Problem requirements -
Every line of the records below that holds the word "this" should be copied out.
▽
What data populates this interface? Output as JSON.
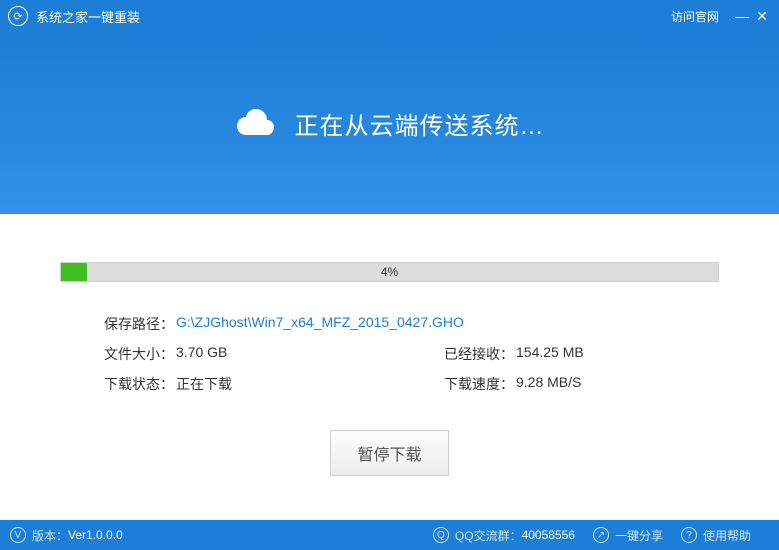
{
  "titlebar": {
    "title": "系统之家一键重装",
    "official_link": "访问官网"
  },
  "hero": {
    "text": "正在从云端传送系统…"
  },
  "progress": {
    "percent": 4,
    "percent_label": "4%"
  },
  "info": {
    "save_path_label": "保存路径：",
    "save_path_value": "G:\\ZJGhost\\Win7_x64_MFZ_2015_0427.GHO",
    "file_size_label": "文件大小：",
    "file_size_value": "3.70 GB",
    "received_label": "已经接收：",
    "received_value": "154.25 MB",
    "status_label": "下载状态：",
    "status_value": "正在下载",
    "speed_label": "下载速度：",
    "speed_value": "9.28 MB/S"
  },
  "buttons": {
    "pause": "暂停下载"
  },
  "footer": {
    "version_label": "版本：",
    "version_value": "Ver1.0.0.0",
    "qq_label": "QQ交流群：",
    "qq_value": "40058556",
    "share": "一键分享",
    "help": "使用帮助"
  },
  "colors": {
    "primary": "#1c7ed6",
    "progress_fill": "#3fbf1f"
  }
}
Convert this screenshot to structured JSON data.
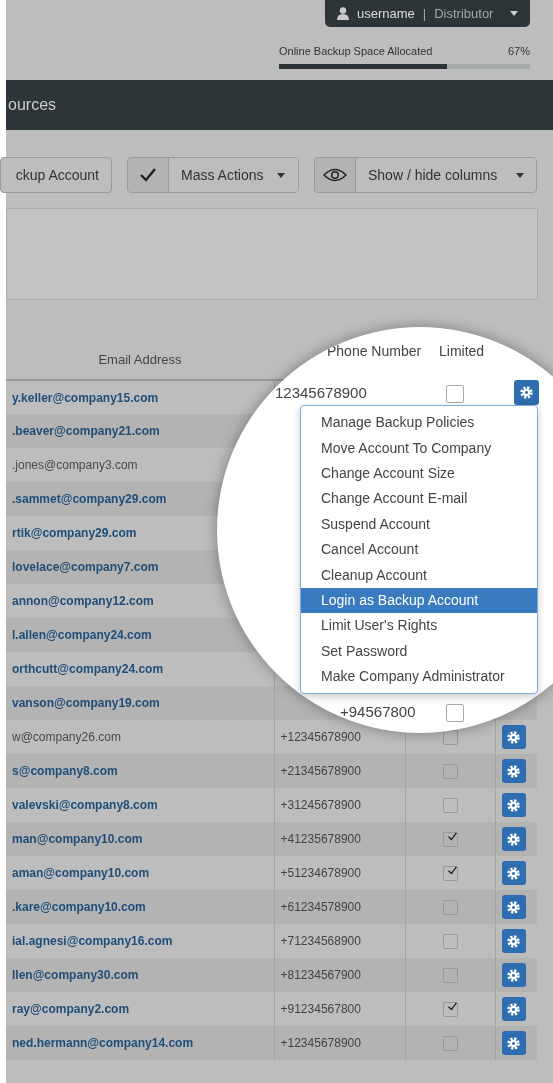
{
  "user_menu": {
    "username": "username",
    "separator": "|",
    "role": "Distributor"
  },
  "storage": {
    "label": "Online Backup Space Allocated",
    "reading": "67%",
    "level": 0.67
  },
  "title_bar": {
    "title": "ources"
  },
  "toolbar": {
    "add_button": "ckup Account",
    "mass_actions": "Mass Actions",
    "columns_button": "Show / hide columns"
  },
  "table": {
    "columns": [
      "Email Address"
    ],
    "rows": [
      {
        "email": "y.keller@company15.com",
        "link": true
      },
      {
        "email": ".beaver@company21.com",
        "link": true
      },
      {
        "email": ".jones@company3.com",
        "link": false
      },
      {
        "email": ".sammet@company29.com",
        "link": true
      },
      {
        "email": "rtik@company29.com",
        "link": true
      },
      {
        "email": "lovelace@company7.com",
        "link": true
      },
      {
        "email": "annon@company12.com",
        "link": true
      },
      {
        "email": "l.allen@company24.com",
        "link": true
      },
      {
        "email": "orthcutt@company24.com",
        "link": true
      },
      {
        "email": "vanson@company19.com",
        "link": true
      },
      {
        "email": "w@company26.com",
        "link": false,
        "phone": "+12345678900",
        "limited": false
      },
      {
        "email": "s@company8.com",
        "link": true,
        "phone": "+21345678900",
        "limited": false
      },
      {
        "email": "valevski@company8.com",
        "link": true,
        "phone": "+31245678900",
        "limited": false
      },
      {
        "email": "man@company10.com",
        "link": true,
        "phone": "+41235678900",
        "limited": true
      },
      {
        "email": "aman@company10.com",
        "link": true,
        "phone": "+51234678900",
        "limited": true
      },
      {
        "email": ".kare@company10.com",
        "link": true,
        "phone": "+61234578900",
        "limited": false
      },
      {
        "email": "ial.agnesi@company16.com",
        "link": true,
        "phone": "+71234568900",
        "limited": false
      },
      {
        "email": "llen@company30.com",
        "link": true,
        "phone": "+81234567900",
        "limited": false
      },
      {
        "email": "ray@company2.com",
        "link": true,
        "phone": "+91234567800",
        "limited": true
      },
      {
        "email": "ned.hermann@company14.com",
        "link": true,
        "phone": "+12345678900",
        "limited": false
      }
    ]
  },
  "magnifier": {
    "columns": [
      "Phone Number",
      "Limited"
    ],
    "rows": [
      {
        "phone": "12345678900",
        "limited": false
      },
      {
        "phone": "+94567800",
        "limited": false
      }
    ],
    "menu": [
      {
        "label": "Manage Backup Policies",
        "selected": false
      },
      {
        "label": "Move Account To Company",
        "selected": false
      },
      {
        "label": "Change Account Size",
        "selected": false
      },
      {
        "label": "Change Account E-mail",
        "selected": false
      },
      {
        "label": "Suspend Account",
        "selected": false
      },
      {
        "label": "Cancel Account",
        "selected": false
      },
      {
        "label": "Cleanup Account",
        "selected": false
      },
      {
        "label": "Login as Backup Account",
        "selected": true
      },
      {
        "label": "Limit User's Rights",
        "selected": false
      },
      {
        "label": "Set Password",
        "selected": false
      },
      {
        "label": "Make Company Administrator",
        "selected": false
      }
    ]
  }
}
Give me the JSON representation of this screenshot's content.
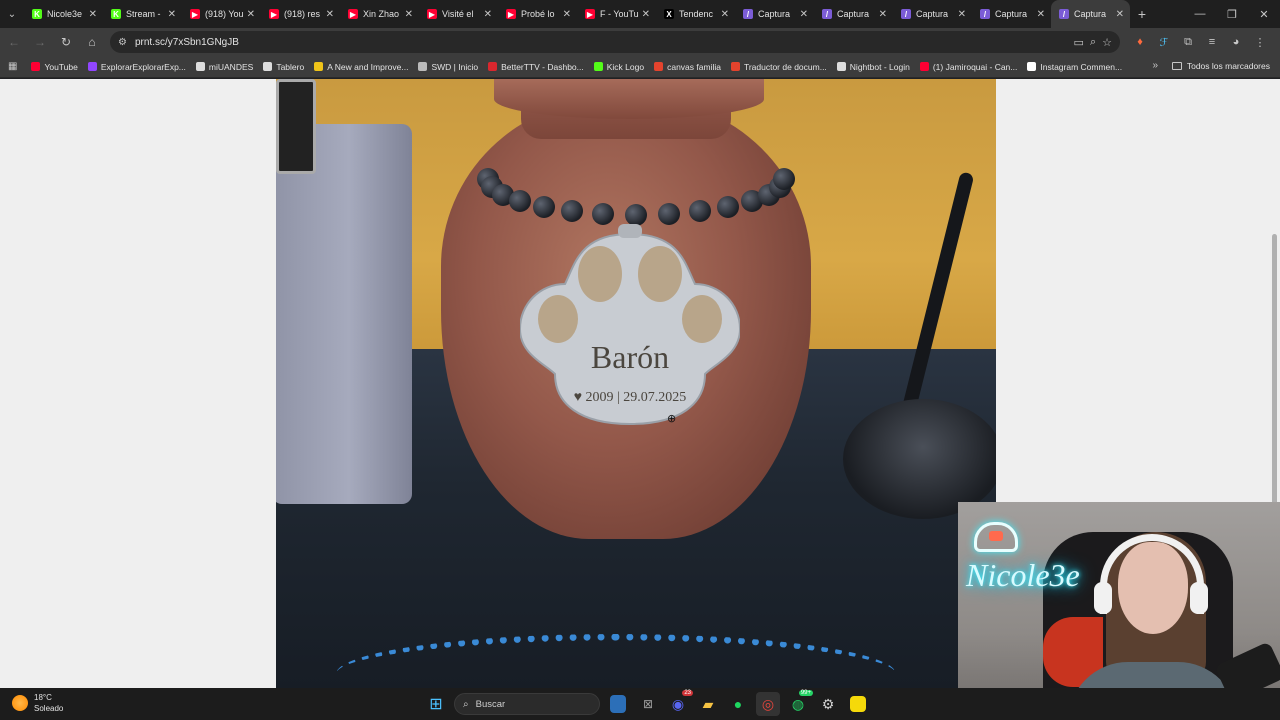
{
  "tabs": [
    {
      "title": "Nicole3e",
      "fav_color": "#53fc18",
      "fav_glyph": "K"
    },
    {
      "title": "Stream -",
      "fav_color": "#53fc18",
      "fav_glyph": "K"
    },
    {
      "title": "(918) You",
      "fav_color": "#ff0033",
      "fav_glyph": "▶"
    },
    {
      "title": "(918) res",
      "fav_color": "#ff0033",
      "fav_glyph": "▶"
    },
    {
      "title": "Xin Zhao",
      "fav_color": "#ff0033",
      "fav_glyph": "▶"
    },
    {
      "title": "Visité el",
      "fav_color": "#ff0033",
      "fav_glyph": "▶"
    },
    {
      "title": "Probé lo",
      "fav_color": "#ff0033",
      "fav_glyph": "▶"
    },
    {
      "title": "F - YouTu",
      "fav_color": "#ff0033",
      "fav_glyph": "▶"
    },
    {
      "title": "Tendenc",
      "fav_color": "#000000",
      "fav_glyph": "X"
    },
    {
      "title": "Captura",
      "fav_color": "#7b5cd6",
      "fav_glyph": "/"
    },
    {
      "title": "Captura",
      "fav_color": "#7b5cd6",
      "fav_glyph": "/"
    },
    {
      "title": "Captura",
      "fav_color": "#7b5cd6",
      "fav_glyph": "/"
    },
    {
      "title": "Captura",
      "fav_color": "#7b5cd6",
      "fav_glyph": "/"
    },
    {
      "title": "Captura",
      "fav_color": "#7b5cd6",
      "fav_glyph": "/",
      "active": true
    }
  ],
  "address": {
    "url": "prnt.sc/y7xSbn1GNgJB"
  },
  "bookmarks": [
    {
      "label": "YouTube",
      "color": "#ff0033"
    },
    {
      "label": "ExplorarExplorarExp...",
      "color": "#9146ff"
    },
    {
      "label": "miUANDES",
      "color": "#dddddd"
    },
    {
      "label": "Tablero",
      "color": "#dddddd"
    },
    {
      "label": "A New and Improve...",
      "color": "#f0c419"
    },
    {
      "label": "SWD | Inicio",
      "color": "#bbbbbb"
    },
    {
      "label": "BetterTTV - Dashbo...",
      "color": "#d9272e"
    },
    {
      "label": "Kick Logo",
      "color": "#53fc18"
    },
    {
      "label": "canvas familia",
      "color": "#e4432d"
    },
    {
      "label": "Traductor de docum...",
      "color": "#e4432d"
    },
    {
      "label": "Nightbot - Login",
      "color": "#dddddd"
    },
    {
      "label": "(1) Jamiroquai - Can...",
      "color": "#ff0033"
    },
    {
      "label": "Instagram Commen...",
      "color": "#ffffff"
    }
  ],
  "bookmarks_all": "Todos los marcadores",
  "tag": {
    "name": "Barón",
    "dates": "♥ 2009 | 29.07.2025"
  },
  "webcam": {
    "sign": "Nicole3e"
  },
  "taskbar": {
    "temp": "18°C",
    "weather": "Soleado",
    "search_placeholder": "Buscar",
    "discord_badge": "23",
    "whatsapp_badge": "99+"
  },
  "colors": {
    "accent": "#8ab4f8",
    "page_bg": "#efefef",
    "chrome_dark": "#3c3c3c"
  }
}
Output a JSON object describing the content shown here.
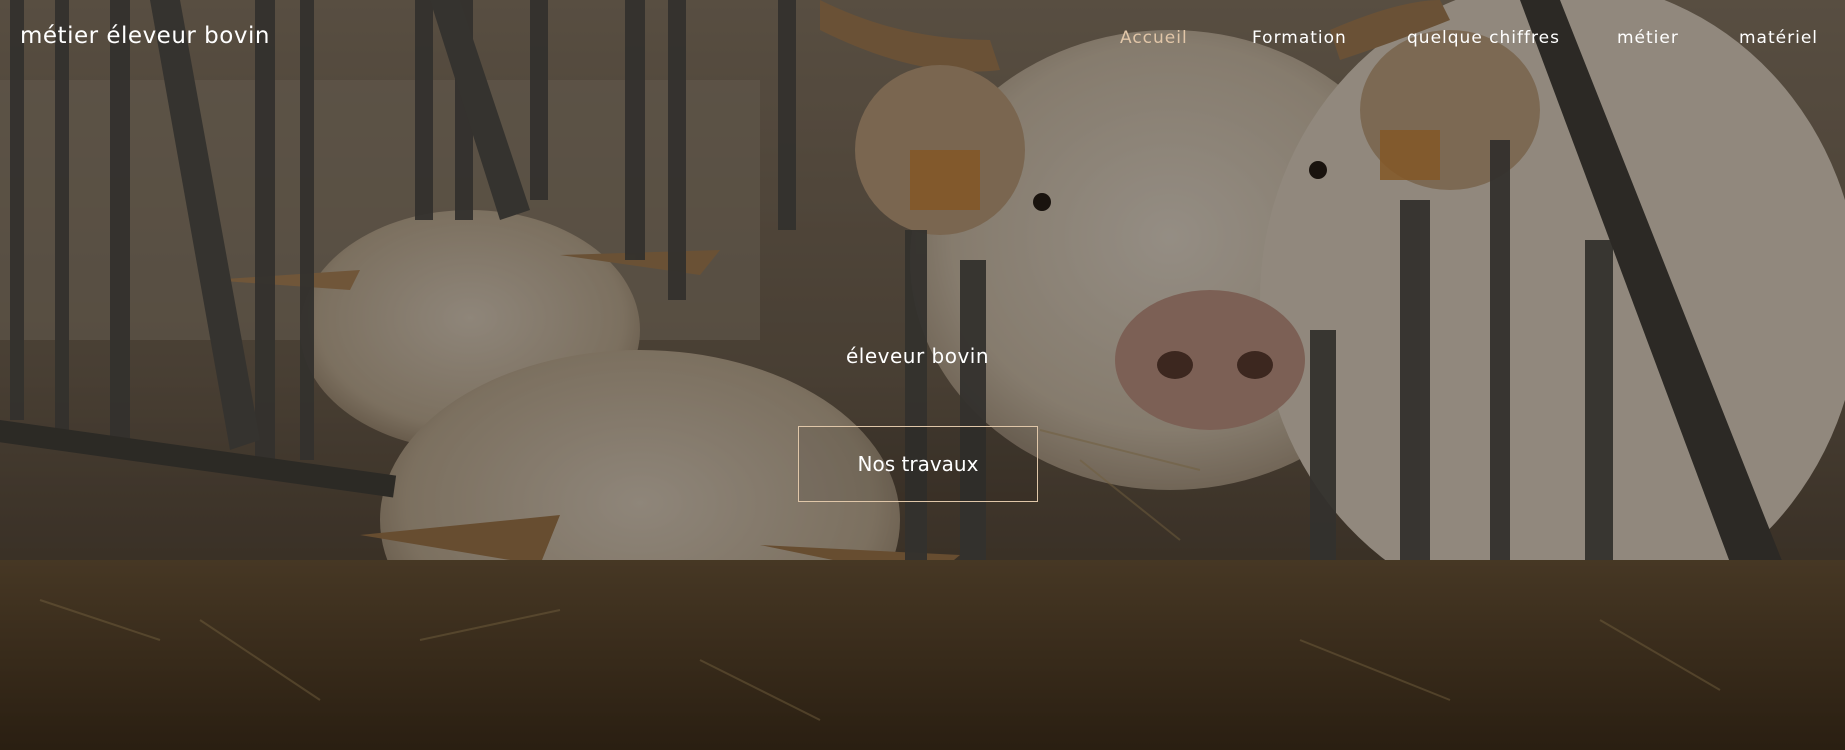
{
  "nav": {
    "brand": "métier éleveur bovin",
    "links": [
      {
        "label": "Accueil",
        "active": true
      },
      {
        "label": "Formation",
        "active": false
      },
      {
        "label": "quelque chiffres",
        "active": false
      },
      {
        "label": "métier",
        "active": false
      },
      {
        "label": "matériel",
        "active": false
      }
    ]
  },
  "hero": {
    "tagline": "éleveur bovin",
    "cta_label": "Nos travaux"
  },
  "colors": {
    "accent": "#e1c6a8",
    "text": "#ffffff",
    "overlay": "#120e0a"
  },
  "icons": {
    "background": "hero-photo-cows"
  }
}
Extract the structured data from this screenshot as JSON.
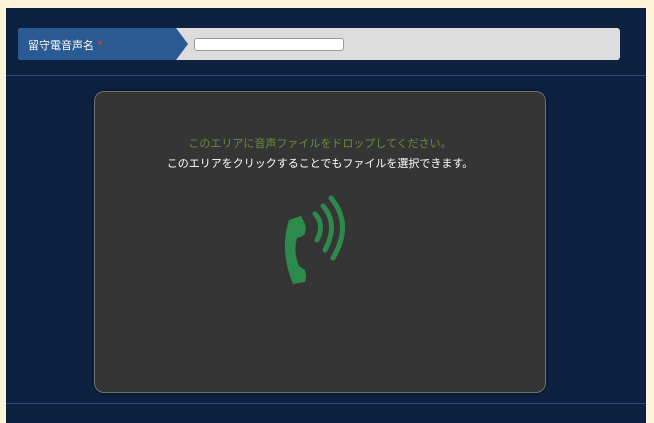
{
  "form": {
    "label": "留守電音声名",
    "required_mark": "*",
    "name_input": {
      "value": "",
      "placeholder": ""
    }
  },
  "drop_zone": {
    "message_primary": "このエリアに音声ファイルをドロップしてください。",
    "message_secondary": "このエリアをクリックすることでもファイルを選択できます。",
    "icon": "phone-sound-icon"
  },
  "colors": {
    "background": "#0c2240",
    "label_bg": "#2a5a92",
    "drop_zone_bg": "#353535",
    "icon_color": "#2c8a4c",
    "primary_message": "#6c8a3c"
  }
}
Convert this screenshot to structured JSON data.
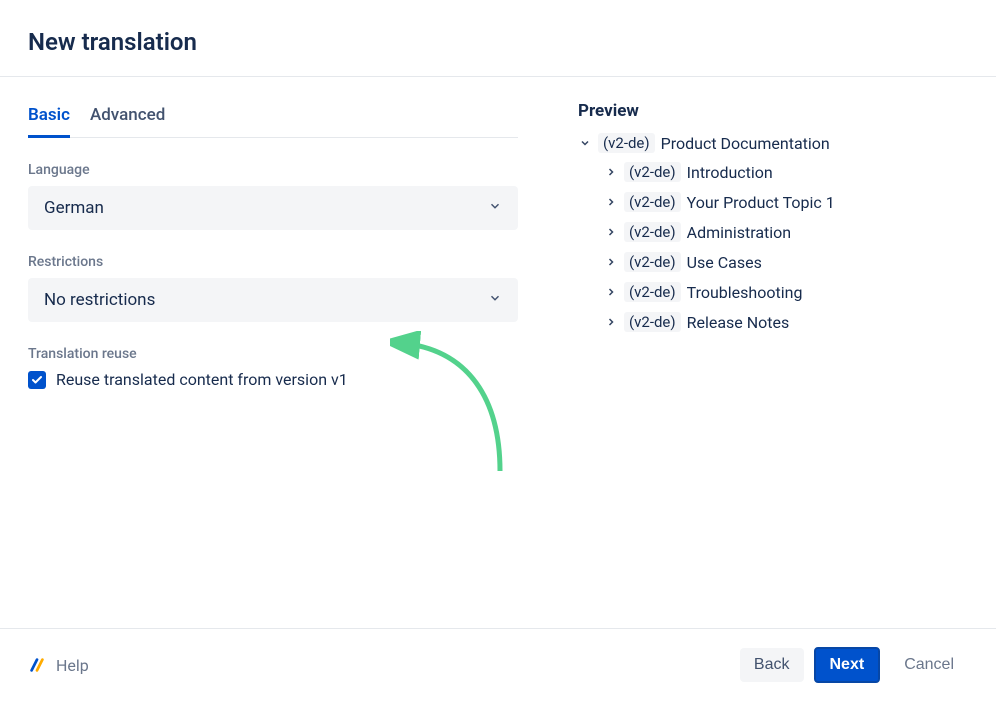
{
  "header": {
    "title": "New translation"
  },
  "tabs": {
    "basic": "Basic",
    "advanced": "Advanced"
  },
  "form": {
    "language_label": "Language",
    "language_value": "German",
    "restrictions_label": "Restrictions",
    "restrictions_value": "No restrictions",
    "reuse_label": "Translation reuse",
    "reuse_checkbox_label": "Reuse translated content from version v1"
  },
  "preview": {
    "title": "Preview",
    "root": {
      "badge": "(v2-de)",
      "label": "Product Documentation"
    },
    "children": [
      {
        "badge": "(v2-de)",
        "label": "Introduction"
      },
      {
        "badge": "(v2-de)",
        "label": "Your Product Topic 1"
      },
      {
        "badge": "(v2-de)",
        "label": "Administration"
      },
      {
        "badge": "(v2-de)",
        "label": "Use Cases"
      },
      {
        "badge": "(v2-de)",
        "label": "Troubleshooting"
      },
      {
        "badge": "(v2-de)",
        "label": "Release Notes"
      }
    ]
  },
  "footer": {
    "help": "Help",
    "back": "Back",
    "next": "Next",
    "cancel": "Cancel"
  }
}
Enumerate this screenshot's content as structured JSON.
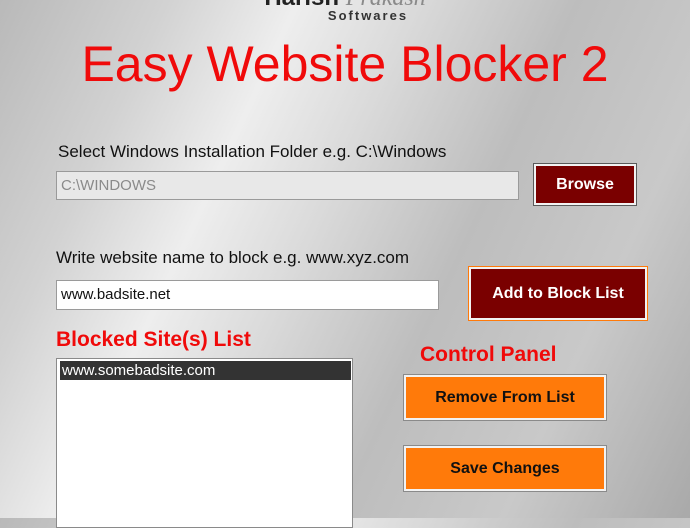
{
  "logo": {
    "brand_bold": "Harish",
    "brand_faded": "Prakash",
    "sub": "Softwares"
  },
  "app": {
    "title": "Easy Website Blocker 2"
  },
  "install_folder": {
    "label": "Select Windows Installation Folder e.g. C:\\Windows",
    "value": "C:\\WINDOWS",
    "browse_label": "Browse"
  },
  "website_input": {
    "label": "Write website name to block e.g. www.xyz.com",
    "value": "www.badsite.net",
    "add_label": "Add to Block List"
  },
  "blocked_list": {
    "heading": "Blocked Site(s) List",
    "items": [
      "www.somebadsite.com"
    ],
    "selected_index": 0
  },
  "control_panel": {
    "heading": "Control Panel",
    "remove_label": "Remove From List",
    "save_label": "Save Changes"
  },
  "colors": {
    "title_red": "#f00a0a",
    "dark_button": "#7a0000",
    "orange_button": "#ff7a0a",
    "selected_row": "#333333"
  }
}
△
Written answer -
What data populates this interface? Output as JSON.
Convert this screenshot to structured JSON data.
Give me the JSON representation of this screenshot's content.
Extract the structured data from this screenshot as JSON.
Convert this screenshot to structured JSON data.
Enumerate this screenshot's content as structured JSON.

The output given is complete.